(Raw data Opens)

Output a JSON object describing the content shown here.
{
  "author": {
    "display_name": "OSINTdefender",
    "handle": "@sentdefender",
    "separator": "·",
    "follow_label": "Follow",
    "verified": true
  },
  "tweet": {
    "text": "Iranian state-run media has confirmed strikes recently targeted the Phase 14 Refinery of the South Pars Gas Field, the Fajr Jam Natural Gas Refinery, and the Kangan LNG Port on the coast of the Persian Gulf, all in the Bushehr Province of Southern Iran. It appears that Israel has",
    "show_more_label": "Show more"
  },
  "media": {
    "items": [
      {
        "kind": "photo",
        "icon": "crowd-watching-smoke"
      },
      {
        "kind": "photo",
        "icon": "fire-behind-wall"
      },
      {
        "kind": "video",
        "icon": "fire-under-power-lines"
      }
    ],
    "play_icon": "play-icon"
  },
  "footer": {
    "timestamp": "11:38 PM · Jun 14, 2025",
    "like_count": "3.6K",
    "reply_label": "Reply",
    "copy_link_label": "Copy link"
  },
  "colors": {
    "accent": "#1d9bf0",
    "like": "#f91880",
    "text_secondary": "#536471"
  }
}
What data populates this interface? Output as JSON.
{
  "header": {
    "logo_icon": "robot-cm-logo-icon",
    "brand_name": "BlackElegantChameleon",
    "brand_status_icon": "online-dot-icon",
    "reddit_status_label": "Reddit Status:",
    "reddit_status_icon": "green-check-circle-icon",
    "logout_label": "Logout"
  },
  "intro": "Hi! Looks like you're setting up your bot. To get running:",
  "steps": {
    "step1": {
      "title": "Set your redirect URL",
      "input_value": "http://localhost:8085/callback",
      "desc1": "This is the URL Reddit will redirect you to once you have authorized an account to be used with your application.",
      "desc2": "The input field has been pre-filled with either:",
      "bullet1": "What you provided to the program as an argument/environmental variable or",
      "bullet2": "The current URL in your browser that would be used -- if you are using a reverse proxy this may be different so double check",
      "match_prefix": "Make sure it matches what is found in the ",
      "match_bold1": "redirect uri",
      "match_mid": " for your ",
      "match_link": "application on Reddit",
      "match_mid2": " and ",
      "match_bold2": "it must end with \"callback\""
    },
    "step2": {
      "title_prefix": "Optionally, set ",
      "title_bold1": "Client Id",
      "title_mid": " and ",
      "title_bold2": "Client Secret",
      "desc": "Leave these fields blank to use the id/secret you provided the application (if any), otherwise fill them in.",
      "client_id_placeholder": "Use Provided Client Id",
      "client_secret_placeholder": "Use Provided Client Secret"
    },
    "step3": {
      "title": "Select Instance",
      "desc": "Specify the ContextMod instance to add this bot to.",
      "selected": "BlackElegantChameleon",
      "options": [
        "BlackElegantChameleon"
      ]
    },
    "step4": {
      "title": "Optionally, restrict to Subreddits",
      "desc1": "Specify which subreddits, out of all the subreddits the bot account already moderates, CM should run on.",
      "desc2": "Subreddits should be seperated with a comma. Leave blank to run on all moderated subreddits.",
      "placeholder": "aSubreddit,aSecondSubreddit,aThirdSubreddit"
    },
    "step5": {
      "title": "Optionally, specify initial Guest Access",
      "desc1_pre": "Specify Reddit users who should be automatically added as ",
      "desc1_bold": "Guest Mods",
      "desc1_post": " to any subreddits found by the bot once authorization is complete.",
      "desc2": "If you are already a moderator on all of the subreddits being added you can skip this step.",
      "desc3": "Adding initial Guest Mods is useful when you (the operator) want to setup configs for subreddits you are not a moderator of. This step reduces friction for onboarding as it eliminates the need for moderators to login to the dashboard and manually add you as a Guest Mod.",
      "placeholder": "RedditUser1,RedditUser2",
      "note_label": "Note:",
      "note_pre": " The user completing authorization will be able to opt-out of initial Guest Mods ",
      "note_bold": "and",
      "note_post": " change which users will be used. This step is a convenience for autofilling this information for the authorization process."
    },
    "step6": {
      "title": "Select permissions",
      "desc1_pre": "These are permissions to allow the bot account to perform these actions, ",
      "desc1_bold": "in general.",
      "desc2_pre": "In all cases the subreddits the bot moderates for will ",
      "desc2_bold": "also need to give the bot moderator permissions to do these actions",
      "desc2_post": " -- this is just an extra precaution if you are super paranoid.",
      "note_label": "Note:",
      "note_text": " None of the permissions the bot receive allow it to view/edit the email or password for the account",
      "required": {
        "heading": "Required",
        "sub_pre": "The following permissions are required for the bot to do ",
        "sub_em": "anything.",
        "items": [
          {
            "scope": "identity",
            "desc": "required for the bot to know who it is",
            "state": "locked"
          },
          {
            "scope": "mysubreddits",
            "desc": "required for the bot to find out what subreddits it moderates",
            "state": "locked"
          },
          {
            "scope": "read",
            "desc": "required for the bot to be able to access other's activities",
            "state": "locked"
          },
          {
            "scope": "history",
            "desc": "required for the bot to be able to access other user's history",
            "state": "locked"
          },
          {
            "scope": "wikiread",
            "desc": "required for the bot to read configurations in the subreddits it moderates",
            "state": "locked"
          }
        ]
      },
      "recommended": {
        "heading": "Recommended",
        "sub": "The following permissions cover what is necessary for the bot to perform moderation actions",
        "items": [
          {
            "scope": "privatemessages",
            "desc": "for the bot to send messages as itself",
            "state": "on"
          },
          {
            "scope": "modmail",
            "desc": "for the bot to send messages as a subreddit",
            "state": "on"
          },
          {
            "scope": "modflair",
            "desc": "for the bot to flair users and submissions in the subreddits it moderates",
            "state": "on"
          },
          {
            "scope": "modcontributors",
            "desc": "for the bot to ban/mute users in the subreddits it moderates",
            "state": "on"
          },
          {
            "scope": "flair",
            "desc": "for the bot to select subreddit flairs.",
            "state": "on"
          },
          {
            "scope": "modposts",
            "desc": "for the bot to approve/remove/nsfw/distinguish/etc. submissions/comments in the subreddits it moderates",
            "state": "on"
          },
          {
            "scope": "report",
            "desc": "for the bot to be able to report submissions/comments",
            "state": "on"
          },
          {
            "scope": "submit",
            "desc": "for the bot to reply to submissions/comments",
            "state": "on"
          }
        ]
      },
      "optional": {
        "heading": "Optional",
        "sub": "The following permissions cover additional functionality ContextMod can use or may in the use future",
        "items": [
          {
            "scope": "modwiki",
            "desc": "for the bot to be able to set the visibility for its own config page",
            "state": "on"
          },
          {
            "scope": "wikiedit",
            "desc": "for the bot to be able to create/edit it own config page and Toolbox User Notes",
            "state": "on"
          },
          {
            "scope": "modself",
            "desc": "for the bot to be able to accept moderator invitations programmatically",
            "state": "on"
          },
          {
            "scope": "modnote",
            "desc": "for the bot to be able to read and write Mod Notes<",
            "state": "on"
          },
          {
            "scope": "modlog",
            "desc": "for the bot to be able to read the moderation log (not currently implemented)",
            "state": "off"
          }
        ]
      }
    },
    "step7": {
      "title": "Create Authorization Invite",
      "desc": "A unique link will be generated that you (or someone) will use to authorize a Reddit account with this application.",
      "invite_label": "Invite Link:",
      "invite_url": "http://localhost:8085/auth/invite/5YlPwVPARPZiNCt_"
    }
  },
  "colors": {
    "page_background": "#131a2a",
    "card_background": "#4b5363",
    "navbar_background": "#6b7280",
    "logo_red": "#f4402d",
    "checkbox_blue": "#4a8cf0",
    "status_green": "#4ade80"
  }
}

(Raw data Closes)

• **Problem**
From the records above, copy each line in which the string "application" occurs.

• **Exercise response**
      "desc1": "This is the URL Reddit will redirect you to once you have authorized an account to be used with your application.",
      "match_link": "application on Reddit",
      "desc": "Leave these fields blank to use the id/secret you provided the application (if any), otherwise fill them in.",
      "desc": "A unique link will be generated that you (or someone) will use to authorize a Reddit account with this application.",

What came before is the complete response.